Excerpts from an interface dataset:
════
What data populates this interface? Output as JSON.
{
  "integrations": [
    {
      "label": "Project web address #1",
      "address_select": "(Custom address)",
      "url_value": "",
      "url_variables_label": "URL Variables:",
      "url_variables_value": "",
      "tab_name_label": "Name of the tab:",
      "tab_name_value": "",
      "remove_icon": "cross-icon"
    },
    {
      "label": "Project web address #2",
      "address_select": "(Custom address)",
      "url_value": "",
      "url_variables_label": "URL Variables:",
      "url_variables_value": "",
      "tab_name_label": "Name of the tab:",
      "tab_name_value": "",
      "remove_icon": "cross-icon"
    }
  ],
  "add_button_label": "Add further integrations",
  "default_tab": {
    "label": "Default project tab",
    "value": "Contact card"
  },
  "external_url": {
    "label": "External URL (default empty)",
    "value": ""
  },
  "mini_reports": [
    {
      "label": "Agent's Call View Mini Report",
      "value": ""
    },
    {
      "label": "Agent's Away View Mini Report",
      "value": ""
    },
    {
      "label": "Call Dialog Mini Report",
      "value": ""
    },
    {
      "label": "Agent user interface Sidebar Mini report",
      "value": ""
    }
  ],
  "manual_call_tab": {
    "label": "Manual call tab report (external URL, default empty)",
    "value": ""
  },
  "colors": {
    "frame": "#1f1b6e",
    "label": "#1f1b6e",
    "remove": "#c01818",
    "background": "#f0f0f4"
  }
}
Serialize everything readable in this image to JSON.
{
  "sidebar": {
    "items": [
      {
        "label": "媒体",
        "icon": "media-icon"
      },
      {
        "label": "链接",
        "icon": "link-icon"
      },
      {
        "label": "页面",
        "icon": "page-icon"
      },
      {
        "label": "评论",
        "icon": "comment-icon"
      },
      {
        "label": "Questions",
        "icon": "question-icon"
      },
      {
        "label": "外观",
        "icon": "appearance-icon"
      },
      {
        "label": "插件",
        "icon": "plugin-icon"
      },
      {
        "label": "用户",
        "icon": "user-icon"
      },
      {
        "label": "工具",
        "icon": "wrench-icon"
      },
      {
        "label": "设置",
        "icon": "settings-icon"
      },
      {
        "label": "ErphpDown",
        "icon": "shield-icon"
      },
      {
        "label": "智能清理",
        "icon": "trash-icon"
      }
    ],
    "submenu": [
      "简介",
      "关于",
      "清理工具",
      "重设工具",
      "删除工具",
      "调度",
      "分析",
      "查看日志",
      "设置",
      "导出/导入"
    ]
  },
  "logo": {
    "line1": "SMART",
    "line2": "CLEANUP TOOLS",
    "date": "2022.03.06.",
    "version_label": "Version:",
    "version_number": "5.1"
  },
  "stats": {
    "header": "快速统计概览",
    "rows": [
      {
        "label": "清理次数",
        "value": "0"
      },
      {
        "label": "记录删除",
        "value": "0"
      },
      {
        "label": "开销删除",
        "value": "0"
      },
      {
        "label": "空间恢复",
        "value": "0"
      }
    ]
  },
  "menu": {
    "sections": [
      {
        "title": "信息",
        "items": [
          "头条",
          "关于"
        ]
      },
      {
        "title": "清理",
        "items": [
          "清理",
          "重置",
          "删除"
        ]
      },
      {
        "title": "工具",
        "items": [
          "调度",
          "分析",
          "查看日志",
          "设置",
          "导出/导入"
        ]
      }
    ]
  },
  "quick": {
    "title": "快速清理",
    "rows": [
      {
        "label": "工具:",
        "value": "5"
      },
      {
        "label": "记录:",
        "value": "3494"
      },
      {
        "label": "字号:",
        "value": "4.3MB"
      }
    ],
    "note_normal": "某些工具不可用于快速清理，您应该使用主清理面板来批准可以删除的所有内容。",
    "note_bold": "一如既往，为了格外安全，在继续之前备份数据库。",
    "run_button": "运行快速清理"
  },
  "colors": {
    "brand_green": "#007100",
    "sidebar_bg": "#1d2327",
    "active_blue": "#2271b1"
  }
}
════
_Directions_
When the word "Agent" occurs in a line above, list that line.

_Output below_
      "label": "Agent's Call View Mini Report",
      "label": "Agent's Away View Mini Report",
      "label": "Agent user interface Sidebar Mini report",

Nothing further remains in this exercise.